RANI: It is a TARDIS.
DOCTOR: Tar-diss. [disappointed] Never heard of it. As gifts go, this is a bit... inexplicable, isn’t it, my Lady?
RANI: Now, perhaps. But, one day, you will come to cherish it.
DOCTOR: [shrewd] Promise?
RANI: I promise.
Smiling, she turns and leaves the Doctor alone with the TARDIS. He turns to look back at the blue box, then crosses to the door and peers at the notice there.
DOCTOR: Writing... "Police... tele... elephon... tel elephant... tell the elephant... no, telephone! Free... for use... of pub lice... public... something and officers something... all calls... all urgent calls... pull to... open.”
He pulls on the door. Nothing.
DOCTOR: Locked. Which means it needs a key.
The Doctor’s eyes widen. He takes off his hat, upends it and finds a distinctive metallic key, with the Seal of Rassilon engraved into it.
DOCTOR: There’s that feeling again, David. Excitement. And fear.

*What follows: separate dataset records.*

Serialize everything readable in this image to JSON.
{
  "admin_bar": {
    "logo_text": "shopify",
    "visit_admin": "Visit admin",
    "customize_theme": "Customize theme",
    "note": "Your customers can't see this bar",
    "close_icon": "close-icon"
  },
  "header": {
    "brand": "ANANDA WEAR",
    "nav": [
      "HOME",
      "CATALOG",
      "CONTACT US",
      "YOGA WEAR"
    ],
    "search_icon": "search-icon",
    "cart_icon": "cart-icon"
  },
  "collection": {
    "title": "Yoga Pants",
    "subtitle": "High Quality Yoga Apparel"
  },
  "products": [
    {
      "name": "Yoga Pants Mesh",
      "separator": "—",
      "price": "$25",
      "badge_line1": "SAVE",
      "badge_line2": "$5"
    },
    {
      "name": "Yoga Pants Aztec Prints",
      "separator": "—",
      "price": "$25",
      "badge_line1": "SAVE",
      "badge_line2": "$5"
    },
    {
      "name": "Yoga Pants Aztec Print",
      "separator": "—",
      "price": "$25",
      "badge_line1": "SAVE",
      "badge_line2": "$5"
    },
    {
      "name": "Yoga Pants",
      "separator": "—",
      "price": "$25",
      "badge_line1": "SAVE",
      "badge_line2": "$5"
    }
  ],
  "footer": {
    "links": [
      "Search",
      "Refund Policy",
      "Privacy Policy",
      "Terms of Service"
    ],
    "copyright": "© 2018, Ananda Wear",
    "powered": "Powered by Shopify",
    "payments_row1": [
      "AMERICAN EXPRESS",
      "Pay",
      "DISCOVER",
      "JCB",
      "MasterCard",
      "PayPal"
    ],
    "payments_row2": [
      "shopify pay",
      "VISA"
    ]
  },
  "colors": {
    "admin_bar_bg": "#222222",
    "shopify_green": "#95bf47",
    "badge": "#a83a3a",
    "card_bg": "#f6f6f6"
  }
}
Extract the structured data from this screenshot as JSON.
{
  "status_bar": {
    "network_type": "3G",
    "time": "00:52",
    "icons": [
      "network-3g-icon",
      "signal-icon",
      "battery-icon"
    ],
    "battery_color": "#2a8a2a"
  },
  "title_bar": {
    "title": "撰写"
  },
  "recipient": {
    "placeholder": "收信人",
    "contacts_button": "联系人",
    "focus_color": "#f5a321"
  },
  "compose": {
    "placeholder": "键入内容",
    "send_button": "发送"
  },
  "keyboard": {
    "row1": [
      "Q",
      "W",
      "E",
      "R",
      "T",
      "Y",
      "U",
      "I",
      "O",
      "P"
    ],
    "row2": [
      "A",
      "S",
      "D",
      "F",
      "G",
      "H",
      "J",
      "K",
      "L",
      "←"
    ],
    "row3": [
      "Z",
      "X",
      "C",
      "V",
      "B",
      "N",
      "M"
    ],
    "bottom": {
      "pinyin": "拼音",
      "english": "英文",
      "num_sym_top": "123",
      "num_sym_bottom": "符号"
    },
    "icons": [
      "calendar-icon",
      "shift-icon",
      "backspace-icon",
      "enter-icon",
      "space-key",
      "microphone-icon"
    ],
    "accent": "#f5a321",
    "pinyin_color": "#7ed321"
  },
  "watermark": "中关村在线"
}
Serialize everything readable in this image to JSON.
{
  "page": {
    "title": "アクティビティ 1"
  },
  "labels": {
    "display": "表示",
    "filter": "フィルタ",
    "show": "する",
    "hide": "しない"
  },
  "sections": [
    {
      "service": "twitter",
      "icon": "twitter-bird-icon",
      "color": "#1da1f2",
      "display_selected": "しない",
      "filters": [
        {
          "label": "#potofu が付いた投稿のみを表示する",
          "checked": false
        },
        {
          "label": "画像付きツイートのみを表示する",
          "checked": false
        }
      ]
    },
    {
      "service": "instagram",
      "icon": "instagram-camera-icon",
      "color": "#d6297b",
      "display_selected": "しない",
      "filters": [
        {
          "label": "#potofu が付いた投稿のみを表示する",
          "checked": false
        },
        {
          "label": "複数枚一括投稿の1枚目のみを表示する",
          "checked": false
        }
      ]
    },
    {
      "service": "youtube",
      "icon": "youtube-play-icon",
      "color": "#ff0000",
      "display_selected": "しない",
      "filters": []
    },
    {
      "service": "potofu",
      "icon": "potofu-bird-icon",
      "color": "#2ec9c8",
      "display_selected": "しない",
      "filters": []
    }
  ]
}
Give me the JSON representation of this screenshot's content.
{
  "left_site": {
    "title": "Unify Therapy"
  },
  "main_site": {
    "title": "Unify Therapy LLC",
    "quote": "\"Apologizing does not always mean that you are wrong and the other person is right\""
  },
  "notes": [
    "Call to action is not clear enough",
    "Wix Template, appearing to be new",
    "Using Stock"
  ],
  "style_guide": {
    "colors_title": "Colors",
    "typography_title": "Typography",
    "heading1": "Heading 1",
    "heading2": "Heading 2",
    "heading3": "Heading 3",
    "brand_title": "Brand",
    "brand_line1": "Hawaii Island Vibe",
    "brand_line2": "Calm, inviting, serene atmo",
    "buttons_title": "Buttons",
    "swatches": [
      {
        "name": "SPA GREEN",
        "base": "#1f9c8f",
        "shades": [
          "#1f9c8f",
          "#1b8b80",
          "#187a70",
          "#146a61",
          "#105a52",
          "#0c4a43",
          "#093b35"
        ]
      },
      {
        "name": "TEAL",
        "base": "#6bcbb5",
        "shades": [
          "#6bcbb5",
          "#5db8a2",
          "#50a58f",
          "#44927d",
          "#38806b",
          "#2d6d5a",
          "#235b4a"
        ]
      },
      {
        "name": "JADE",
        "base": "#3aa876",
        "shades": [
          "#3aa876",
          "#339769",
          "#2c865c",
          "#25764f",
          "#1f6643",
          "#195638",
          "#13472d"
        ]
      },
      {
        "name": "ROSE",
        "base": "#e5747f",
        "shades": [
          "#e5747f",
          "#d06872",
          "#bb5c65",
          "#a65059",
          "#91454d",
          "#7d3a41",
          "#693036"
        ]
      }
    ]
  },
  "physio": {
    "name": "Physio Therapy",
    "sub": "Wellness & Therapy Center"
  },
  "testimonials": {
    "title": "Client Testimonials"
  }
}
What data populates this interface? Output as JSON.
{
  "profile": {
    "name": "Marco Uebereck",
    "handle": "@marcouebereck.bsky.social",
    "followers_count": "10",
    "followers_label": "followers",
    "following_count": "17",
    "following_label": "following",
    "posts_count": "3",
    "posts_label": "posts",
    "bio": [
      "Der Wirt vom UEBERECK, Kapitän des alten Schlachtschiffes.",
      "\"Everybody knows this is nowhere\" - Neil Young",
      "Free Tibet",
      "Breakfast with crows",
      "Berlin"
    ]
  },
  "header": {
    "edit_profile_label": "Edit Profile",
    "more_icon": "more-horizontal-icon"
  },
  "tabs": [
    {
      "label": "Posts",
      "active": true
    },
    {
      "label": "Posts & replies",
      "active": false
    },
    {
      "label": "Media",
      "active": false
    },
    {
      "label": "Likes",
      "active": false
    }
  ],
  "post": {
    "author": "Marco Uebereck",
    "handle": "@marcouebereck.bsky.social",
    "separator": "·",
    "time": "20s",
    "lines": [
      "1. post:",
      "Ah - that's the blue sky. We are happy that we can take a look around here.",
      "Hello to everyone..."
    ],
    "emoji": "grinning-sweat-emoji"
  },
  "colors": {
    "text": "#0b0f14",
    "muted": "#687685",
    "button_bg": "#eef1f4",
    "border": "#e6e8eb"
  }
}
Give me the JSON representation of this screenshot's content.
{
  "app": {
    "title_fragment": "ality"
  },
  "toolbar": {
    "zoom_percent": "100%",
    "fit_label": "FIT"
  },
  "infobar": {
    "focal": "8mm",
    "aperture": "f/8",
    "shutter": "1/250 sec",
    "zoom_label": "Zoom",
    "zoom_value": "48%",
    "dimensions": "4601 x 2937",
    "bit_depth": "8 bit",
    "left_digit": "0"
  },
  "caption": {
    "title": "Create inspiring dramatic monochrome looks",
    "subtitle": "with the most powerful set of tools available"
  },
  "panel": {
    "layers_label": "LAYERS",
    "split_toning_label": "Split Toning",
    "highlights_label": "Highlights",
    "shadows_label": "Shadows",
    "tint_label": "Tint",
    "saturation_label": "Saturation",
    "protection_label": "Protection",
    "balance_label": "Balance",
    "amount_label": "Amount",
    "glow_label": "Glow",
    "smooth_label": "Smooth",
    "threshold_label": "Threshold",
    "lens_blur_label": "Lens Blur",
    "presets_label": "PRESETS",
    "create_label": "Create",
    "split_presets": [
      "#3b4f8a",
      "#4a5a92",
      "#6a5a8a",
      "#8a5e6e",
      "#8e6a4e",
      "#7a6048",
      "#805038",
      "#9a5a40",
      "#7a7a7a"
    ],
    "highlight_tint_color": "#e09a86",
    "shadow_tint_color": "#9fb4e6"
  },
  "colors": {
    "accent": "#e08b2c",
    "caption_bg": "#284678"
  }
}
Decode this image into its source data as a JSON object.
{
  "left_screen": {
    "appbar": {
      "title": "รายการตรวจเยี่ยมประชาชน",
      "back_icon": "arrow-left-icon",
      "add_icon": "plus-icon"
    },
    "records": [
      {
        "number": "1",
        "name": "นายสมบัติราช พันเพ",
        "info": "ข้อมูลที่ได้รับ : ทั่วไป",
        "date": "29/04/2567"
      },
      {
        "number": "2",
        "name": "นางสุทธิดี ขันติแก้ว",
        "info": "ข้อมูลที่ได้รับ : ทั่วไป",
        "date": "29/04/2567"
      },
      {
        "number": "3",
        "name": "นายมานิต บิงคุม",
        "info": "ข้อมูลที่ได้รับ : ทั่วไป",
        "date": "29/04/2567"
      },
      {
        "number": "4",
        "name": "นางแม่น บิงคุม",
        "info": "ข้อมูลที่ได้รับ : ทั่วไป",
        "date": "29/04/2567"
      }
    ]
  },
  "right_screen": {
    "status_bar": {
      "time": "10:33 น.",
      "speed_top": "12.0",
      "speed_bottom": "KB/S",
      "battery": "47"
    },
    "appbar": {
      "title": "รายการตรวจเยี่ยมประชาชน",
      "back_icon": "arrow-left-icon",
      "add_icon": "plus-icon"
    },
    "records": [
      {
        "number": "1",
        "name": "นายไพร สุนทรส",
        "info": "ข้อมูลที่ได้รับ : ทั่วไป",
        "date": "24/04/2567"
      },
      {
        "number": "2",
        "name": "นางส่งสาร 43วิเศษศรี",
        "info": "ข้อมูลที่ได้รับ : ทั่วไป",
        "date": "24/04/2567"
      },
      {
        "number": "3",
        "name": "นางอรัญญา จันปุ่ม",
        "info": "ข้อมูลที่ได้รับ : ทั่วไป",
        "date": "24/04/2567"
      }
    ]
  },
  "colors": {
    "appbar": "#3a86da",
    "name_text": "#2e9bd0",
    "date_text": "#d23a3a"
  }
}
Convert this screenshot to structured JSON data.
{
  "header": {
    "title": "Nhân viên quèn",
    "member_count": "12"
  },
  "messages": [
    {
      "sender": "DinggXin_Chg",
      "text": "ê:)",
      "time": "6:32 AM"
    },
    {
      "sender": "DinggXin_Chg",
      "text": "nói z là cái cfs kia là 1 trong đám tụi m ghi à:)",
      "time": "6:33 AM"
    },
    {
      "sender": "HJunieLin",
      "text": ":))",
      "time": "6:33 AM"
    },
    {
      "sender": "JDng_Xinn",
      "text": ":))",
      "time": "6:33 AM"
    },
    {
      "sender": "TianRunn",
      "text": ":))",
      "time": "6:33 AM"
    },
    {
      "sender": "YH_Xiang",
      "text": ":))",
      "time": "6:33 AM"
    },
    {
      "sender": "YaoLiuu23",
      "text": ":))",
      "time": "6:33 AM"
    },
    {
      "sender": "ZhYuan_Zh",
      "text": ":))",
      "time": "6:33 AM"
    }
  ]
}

The Doctor puts the key in his pocket.
DOCTOR: [troubled] Another new day has only just begun and now something wicked this way comes. By the pricking of my thumbs, something wicked this way comes. All the land turns to dust and crumbs when something wicked this way comes and isn’t that right Mel?
He stops short.
- to be continued...